Speaker: Keisha Cook (Clemson University)
Live cell imaging and single particle tracking techniques have become increasingly popular amongst the mathematical biology community. Lysosomes, known for endocytosis, phagocytic destruction, and autophagy, move about the cell along microtubules. Intracellular transport of lysosomes is carried out in membrane-bound vesicles by motor proteins. Single particle tracking methods utilize stochastic models to simulate intracellular transport and give rise to rigorous analysis of the resulting properties, specifically related to transitioning between inactive to active states. We find confidence in our methodology and develop a framework to understand how these properties play a role in determining an optimal frame rate for capturing live cells.

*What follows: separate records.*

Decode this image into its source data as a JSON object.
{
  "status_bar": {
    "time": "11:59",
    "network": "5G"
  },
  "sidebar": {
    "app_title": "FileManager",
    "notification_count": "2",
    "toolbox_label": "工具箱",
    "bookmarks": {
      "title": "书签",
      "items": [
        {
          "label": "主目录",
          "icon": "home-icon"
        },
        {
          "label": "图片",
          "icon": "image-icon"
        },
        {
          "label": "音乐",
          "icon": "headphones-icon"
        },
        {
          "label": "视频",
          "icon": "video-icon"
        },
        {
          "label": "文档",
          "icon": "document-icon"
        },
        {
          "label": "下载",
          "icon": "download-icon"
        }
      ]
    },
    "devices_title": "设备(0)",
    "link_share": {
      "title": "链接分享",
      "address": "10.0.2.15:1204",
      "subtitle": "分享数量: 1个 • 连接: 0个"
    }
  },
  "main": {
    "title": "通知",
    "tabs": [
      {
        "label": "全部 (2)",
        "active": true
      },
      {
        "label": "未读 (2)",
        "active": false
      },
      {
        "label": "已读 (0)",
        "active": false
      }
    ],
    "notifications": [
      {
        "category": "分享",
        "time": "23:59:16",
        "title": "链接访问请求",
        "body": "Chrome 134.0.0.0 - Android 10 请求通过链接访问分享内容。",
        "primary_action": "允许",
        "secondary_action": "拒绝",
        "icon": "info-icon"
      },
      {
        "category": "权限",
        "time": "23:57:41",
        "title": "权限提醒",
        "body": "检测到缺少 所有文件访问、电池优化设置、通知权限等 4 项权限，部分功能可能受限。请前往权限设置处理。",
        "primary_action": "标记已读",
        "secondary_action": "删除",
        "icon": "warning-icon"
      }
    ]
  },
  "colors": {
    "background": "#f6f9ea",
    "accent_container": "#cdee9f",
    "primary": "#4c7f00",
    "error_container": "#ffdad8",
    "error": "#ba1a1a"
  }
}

Biological systems are traditionally studied as isolated processes (e.g. regulatory pathways, motor protein dynamics, transport of organelles, etc.). Although more recent approaches have been developed to study whole cell dynamics, integrating knowledge across biological levels remains largely unexplored. In experimental processes, we assume that the state of the system is unknown until we sample it. Many scales are necessary to quantify the dynamics of different processes. These may include a magnitude of measurements, multiple detection intensities, or variation in the magnitude of observations. The interconnection between scales, where events happening at one scale are directly influencing events occurring at other scales, can be accomplished using mathematical tools for integration to connect and predict complex biological outcomes. In this work we focus on building statistical inference methods to study the complexity of the cytoskeleton from one scale to another by relying on two main components facilitating intracellular transport; that is microtubule network organization and cargo transport.
Time: April 14, 2023 2:30pm-3:30pm
Location: LeConte 118
Host: Paula Vasquez